I read Rilke's Letters to a Young Poet a little too late. Rilke says to avoid "love" poems for as long as possible when one begins to write, because love presents the greatest challenge for a writer. Love poems were the first things I wrote. But that's everyone, I know.
My love poems were sonnets. Perfectly metered. I may have already told you this but it's something I can't let go of. This idea that I as some quiet, slightly know-it-all, people-pleasing, quivering little raggedy haired boy, who never broke the rules, was unwittingly breaking perhaps the only concrete rule of poetry set down by one of the most lasting writers of the last two hundred years.
I loved writing these poems more than I loved the girl I was writing them for. And I was so unassuming about them that I never kept any extra copies for myself. I just took joy (and agony) in the making. When I finally stitched them up--all twelve (or was it twenty-five? Fifty?) of them into a little paper book, and handed them to my supposed beloved, neither she nor I ever spoke of it again; even in that moment, we barely acknowledged what was happening. It was a screaming ejaculation of teenage cringe-worthiness. And the fluid was coming from a skene's gland; so the process seemed to take an eternity and was that much more intense for it. I cannot overstate how absolutely devastatingly awkward this moment was. I was standing on the lower end of a dry-grassed hill when it happened, next to a stable of horses, watching the sun bleed into the earth and turn my beloved's dark hair into a dimming crimson.

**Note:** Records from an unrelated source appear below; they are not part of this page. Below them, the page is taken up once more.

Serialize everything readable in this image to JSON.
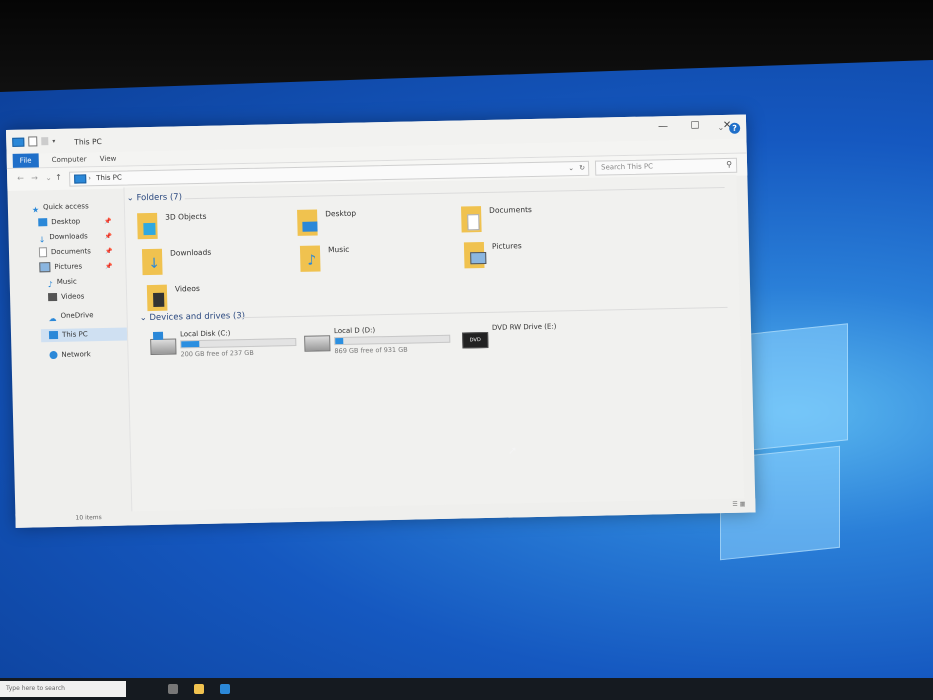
{
  "window": {
    "title": "This PC",
    "controls": {
      "minimize": "—",
      "maximize": "☐",
      "close": "✕"
    }
  },
  "ribbon": {
    "tabs": [
      "File",
      "Computer",
      "View"
    ],
    "help": "?"
  },
  "address_bar": {
    "location": "This PC",
    "search_placeholder": "Search This PC"
  },
  "sidebar": {
    "items": [
      {
        "label": "Quick access",
        "icon": "star-icon"
      },
      {
        "label": "Desktop",
        "icon": "desktop-icon",
        "pinned": true
      },
      {
        "label": "Downloads",
        "icon": "download-icon",
        "pinned": true
      },
      {
        "label": "Documents",
        "icon": "documents-icon",
        "pinned": true
      },
      {
        "label": "Pictures",
        "icon": "pictures-icon",
        "pinned": true
      },
      {
        "label": "Music",
        "icon": "music-icon"
      },
      {
        "label": "Videos",
        "icon": "videos-icon"
      },
      {
        "label": "OneDrive",
        "icon": "cloud-icon"
      },
      {
        "label": "This PC",
        "icon": "computer-icon",
        "selected": true
      },
      {
        "label": "Network",
        "icon": "network-icon"
      }
    ]
  },
  "folders": {
    "header": "Folders (7)",
    "items": [
      "3D Objects",
      "Desktop",
      "Documents",
      "Downloads",
      "Music",
      "Pictures",
      "Videos"
    ]
  },
  "drives": {
    "header": "Devices and drives (3)",
    "items": [
      {
        "name": "Local Disk (C:)",
        "free": "200 GB free of 237 GB",
        "used_fraction": 0.16
      },
      {
        "name": "Local D (D:)",
        "free": "869 GB free of 931 GB",
        "used_fraction": 0.07
      },
      {
        "name": "DVD RW Drive (E:)"
      }
    ]
  },
  "status": {
    "item_count": "10 items"
  },
  "taskbar": {
    "search_placeholder": "Type here to search"
  },
  "colors": {
    "accent": "#1f6fc9",
    "folder": "#f0c24f",
    "desktop": "#1558c0"
  }
}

I'm not kidding. We were at a party for one of the kids on our improv team, who's family owned a ranch in town. It could have easily gone a different direction given the setting... but I would have been ok had, after that moment, a horse broken out of the stable and trampled me to death. Luckily for us both, we were alone.
In retrospect, all of that was truly enough. Perfect.
I don't remember what those poems say and I don't even know if they still exist. My best work is probably lost forever.
These days I'm a little naughtier; a little more aggressive towards authority, and I have an overly conceited concern with my place in posterity. I try to save multiple copies of all my work, if I can. And this is good; necessary even. I guess.
But I don't want to lose that kid who, on his worst days, took to a simple act of innocence (or was it pure arrogance?) in expressing what he knew was beyond his capacity for expression. And so nothing for him, in the moment of this expressing, existed beyond his attempt to express it.
I do not bemoan the loss of these poems (is "loss" the right word? She, after all, was always the rightful owner; not me). Writing them is one of the few things I can look back on in my years as a messed-up teen and say, "I don't regret that at all. Not one bit." That and turning in half-finished novellas two weeks late instead of the three pages that were asked to be completed on time. That is, if I turned anything in at all. I probably should have been more up front with my teachers with where I was in life; I get the sense in retrospect that they did truly want to help me. I was doing my best. Trying so hard to please I ended up insulting instead. But I don't regret all the writing I did in the process. And doing plays. At school. In the park.
I do wish I could remember just a little of what I was actually writing about, so that I can replicate that kind of innocence. Or supreme confidence.
But it is enough to know that if I could go back to my early days and my teens, I would change everything. Except the time I spent writing and acting; playing in general; I'd only do it more.
I'd break all those dumb rules that ended up ensuring nothing for me but a now desperate desire to make up for lost time. And I'd take a little more care to study what I did not know about the crafts that were there to impart meaning onto a youth all too squandered by timidness.
No, if I went back, I wouldn't do it all the same. Not at all.